# Your assignment:
Wherever a line in the data below holds "Denti", copy that line.

[Stored dataset items]
--
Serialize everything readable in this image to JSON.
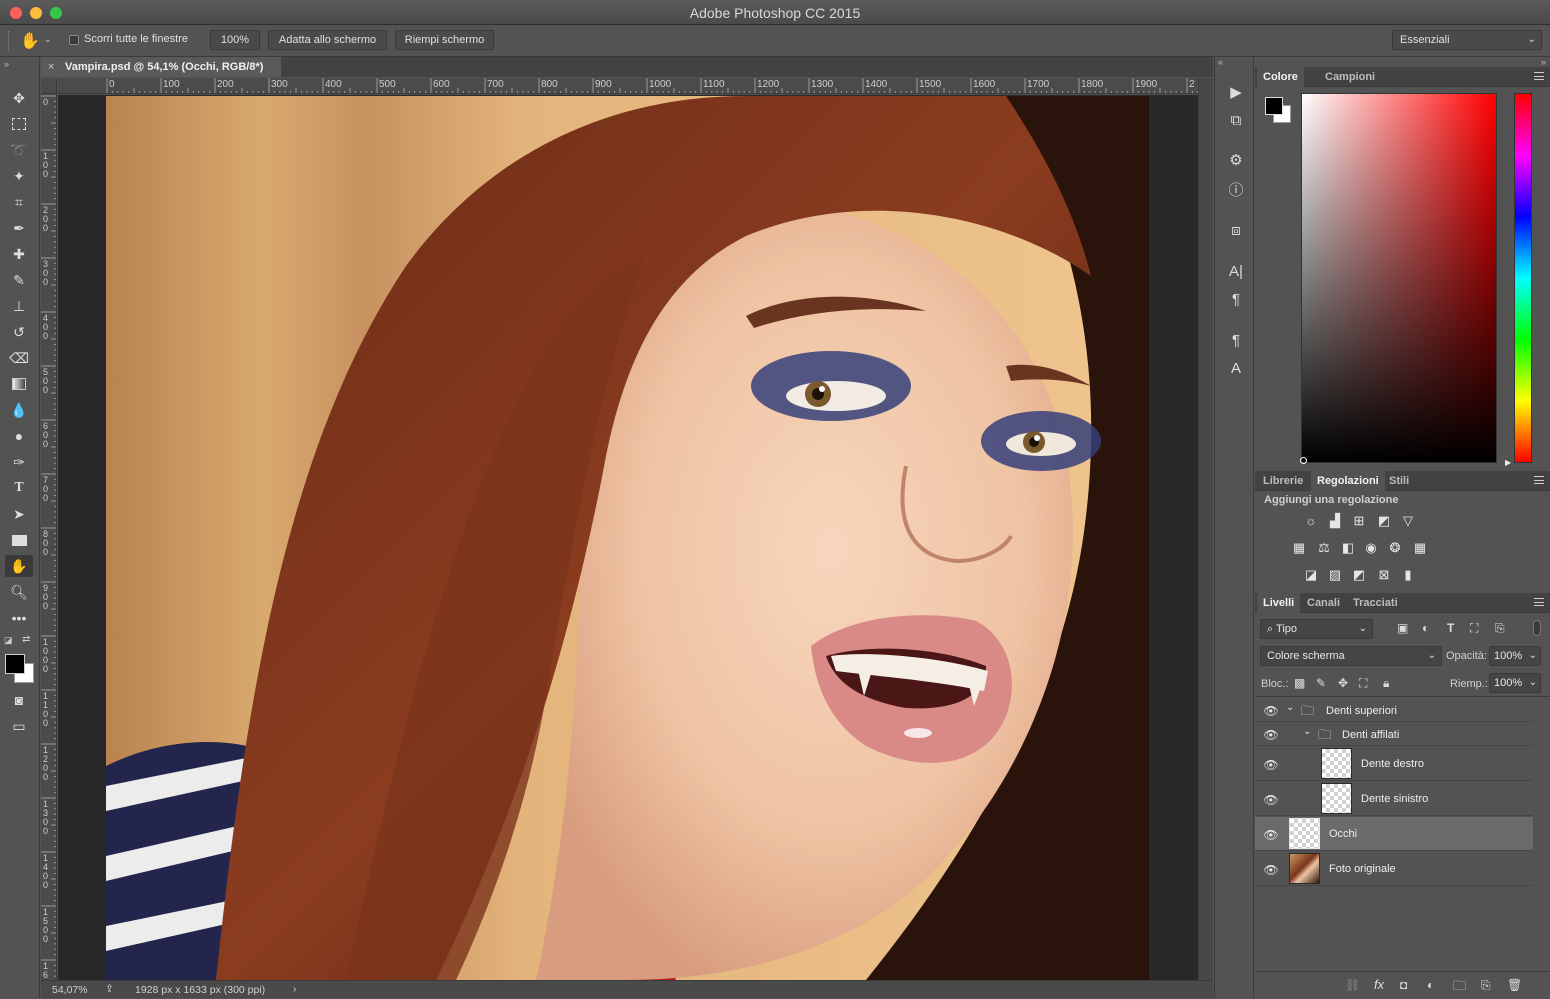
{
  "window": {
    "title": "Adobe Photoshop CC 2015"
  },
  "options_bar": {
    "scroll_all_label": "Scorri tutte le finestre",
    "zoom_100_label": "100%",
    "fit_screen_label": "Adatta allo schermo",
    "fill_screen_label": "Riempi schermo",
    "workspace": "Essenziali"
  },
  "document": {
    "tab_title": "Vampira.psd @ 54,1% (Occhi, RGB/8*)",
    "ruler_h": [
      "0",
      "100",
      "200",
      "300",
      "400",
      "500",
      "600",
      "700",
      "800",
      "900",
      "1000",
      "1100",
      "1200",
      "1300",
      "1400",
      "1500",
      "1600",
      "1700",
      "1800",
      "1900",
      "2"
    ],
    "ruler_v": [
      "0",
      "1\n0\n0",
      "2\n0\n0",
      "3\n0\n0",
      "4\n0\n0",
      "5\n0\n0",
      "6\n0\n0",
      "7\n0\n0",
      "8\n0\n0",
      "9\n0\n0",
      "1\n0\n0\n0",
      "1\n1\n0\n0",
      "1\n2\n0\n0",
      "1\n3\n0\n0",
      "1\n4\n0\n0",
      "1\n5\n0\n0",
      "1\n6"
    ],
    "zoom_status": "54,07%",
    "doc_info": "1928 px x 1633 px (300 ppi)"
  },
  "color_panel": {
    "tabs": [
      "Colore",
      "Campioni"
    ],
    "foreground": "#000000",
    "background": "#ffffff",
    "hue_color": "#ff0000"
  },
  "adjustments_panel": {
    "tabs": [
      "Librerie",
      "Regolazioni",
      "Stili"
    ],
    "heading": "Aggiungi una regolazione"
  },
  "layers_panel": {
    "tabs": [
      "Livelli",
      "Canali",
      "Tracciati"
    ],
    "filter_kind": "Tipo",
    "blend_mode": "Colore scherma",
    "opacity_label": "Opacità:",
    "opacity_value": "100%",
    "lock_label": "Bloc.:",
    "fill_label": "Riemp.:",
    "fill_value": "100%",
    "layers": [
      {
        "name": "Denti superiori",
        "type": "group"
      },
      {
        "name": "Denti affilati",
        "type": "group"
      },
      {
        "name": "Dente destro",
        "type": "layer"
      },
      {
        "name": "Dente sinistro",
        "type": "layer"
      },
      {
        "name": "Occhi",
        "type": "layer",
        "selected": true
      },
      {
        "name": "Foto originale",
        "type": "photo"
      }
    ]
  }
}
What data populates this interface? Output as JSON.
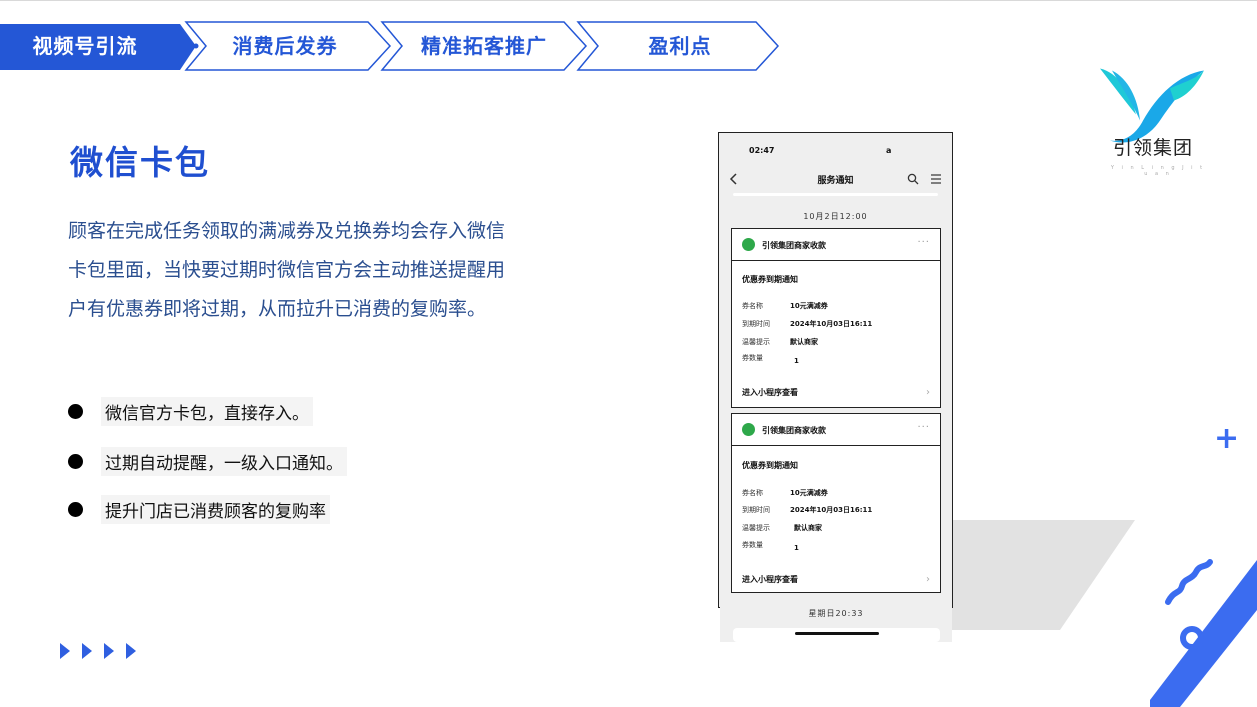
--
# Result of this exercise:
        "name": "Denti superiori",
        "name": "Denti affilati",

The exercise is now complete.